Syd Scroggie was a war hero from Dundee who lost his sight and a leg after stepping on a landmine during the liberation of Italy in 1945. Remarkably, his injuries did not stop him continuing to climb mountains, a passion of his.
In 1988, he wrote a letter to a newspaper to defend a friend during a row over a local council’s decision to buy a portrait of Nelson Mandela.
For this simple act of democratic expression, Scroggie was placed on a secret blacklist of people who were supposedly subversives.
He was just one of many thousands who have been subjected to a practice that remained hidden for years.
Behind closed doors, large firms compiled a clandestine list of workers whom they believed were “trouble-makers” of some sort. Trade unionists were denied jobs if their names appeared on the list.
Of course, the workers knew nothing about this sub rosa vetting and were unable to challenge it. Many files were inaccurate.
On the blacklist: how did the UK’s top building firms get secret information on their workers?Read more
Scroggie was recorded on the blacklist maintained by a corporately-funded outfit known as the Economic League.
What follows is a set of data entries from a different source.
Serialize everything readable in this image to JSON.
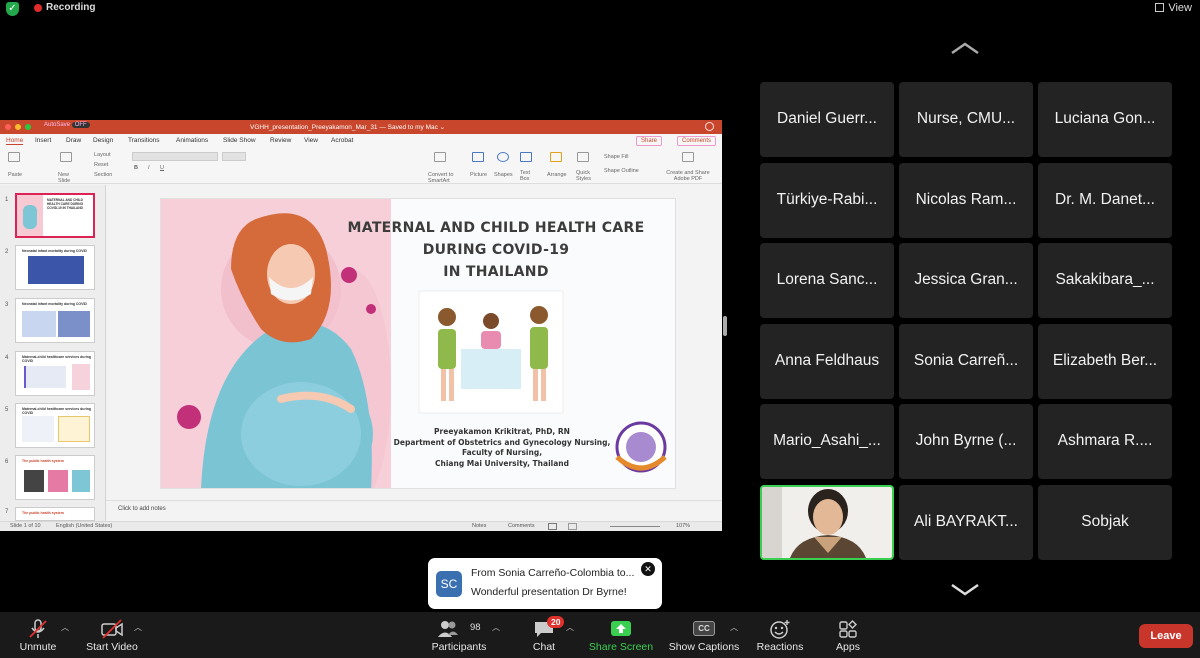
{
  "top_bar": {
    "recording_label": "Recording",
    "view_label": "View"
  },
  "shared_app": {
    "window_title": "VGHH_presentation_Preeyakamon_Mar_31 — Saved to my Mac ⌄",
    "autosave_label": "AutoSave",
    "autosave_state": "OFF",
    "ribbon_tabs": [
      "Home",
      "Insert",
      "Draw",
      "Design",
      "Transitions",
      "Animations",
      "Slide Show",
      "Review",
      "View",
      "Acrobat"
    ],
    "share_label": "Share",
    "comments_label": "Comments",
    "toolbar": {
      "paste": "Paste",
      "new_slide": "New Slide",
      "layout": "Layout",
      "reset": "Reset",
      "section": "Section",
      "convert_smartart": "Convert to SmartArt",
      "picture": "Picture",
      "shapes": "Shapes",
      "text_box": "Text Box",
      "arrange": "Arrange",
      "quick_styles": "Quick Styles",
      "shape_fill": "Shape Fill",
      "shape_outline": "Shape Outline",
      "create_share_pdf": "Create and Share Adobe PDF"
    },
    "thumbnails": [
      {
        "num": "1",
        "title": "MATERNAL AND CHILD HEALTH CARE DURING COVID-19 IN THAILAND"
      },
      {
        "num": "2",
        "title": "Neonatal infant mortality during COVID"
      },
      {
        "num": "3",
        "title": "Neonatal infant mortality during COVID"
      },
      {
        "num": "4",
        "title": "Maternal-child healthcare services during COVID"
      },
      {
        "num": "5",
        "title": "Maternal-child healthcare services during COVID"
      },
      {
        "num": "6",
        "title": "The public health system"
      },
      {
        "num": "7",
        "title": "The public health system"
      }
    ],
    "slide": {
      "title_line1": "MATERNAL AND CHILD HEALTH CARE",
      "title_line2": "DURING COVID-19",
      "title_line3": "IN THAILAND",
      "author": "Preeyakamon Krikitrat, PhD, RN",
      "dept": "Department of Obstetrics and Gynecology Nursing,",
      "faculty": "Faculty of Nursing,",
      "university": "Chiang Mai University, Thailand"
    },
    "notes_placeholder": "Click to add notes",
    "status": {
      "slide_of": "Slide 1 of 10",
      "language": "English (United States)",
      "notes": "Notes",
      "comments": "Comments",
      "zoom": "107%"
    }
  },
  "participants_gallery": [
    "Daniel Guerr...",
    "Nurse, CMU...",
    "Luciana Gon...",
    "Türkiye-Rabi...",
    "Nicolas Ram...",
    "Dr. M. Danet...",
    "Lorena Sanc...",
    "Jessica Gran...",
    "Sakakibara_...",
    "Anna Feldhaus",
    "Sonia Carreñ...",
    "Elizabeth Ber...",
    "Mario_Asahi_...",
    "John Byrne (...",
    "Ashmara R....",
    "",
    "Ali BAYRAKT...",
    "Sobjak"
  ],
  "chat_toast": {
    "avatar_initials": "SC",
    "from": "From Sonia Carreño-Colombia to...",
    "message": "Wonderful presentation Dr Byrne!"
  },
  "bottom_bar": {
    "unmute": "Unmute",
    "start_video": "Start Video",
    "participants": "Participants",
    "participant_count": "98",
    "chat": "Chat",
    "chat_badge": "20",
    "share_screen": "Share Screen",
    "show_captions": "Show Captions",
    "captions_icon_text": "CC",
    "reactions": "Reactions",
    "apps": "Apps",
    "leave": "Leave"
  },
  "colors": {
    "share_green": "#3bcf52",
    "leave_red": "#c8352b",
    "ppt_accent": "#c8462c",
    "recording_red": "#e02c2c"
  }
}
It was forced to close down in the early 1990s after prolonged bad publicity.
Far from disappearing, another blacklisting agency - operating from a nondescript office in Droitwich under an innocuous name, the Consulting Association - was surreptitiously set up, financed by the construction industry.
In a searing account, this book - “Blacklisted : the secret war between big business and union activists” - tells the story of how the blacklisters kept files on individual workers. The minutiae of their trade union and political activities were noted down. Many of the trade unionists had raised concerns about hazards on construction sites.
The files were methodical, but unlawful. Following an article in the Guardian, a watchdog body, the Information Commissioner, raided the Consulting Association in 2009 and closed it down.
One of the authors is Phil Chamberlain, the journalist who wrote the original Guardian story and has followed the story ever since.
His co-author, Dave Smith, is one of the blacklisted workers, who found he could not get work as an engineer during a building boom.
They burn with rage at the injustice of workers denied jobs for long periods by the well-remunerated, powerful directors of multinational firms who have yet to be held fully to account.
In a trial due to start next year, 40 major construction firms are to be sued by more than 500 blacklisted workers who are seeking compensation and the truth. (A hearing in the case is due to be held in the high court next Tuesday).
Chamberlain and Smith give a voice to a sector of society who are usually overlooked, describing the devastating hardship suffered by those who were unable to earn a living.
Evidence of police complicity in blacklisting of trade unionists stretches back decadesRead more
They are clear that blacklisting is a feature of capitalism :”Industrial relations in the building industry do not constitute a cosy discussion around a table : this is a war. A war in which some people are bullied, assaulted and lose their lives, while others make a lot of money. A war between big business and a dedicated nucleus of union activists trying to build a safer workplace and better living standards for their families….Businesses hide their dirty secrets in order to protect their corporate brands”.
As well as construction workers, environmental campaigners, journalists, politicians and academics were put on the blacklist.
What makes this controversy even more combustible are the disturbing allegations that the secret services and police gathered information about the political activities of the workers and shared it with the blacklisters. One former undercover police officer, Peter Francis, has described how he personally collected information about campaigners that later appeared in the files of the Consulting Association.
Smith and Chamberlain detail what is known so far about this alleged collusion between the state and the blacklisters.
It is an absorbing read, and leaves you suspecting that this type of furtive collaboration has been going on for a long time.
Francis, for example, tells how he opened a police file - while he was undercover - on a builder who was kept under surveillance. Later, the same builder was recorded by the blacklisters in their files as being “under constant watch (officially) and seen as politically dangerous”. How could the company executives running the blacklist have known that?
Smith and Chamberlain tellingly describe the pain inflicted on the blacklisted workers, highlighting the reason why it is important to get to the truth about the allegations of state collusion.
Does blacklisting still go on ? Who knows; no-one can be certain that it has ended.
Blacklisted: The Secret War between Big Business and Union Activists, by Dave Smith and Phil Chamberlain, is published by New Internationalist and is available from bookshop.theguardian.com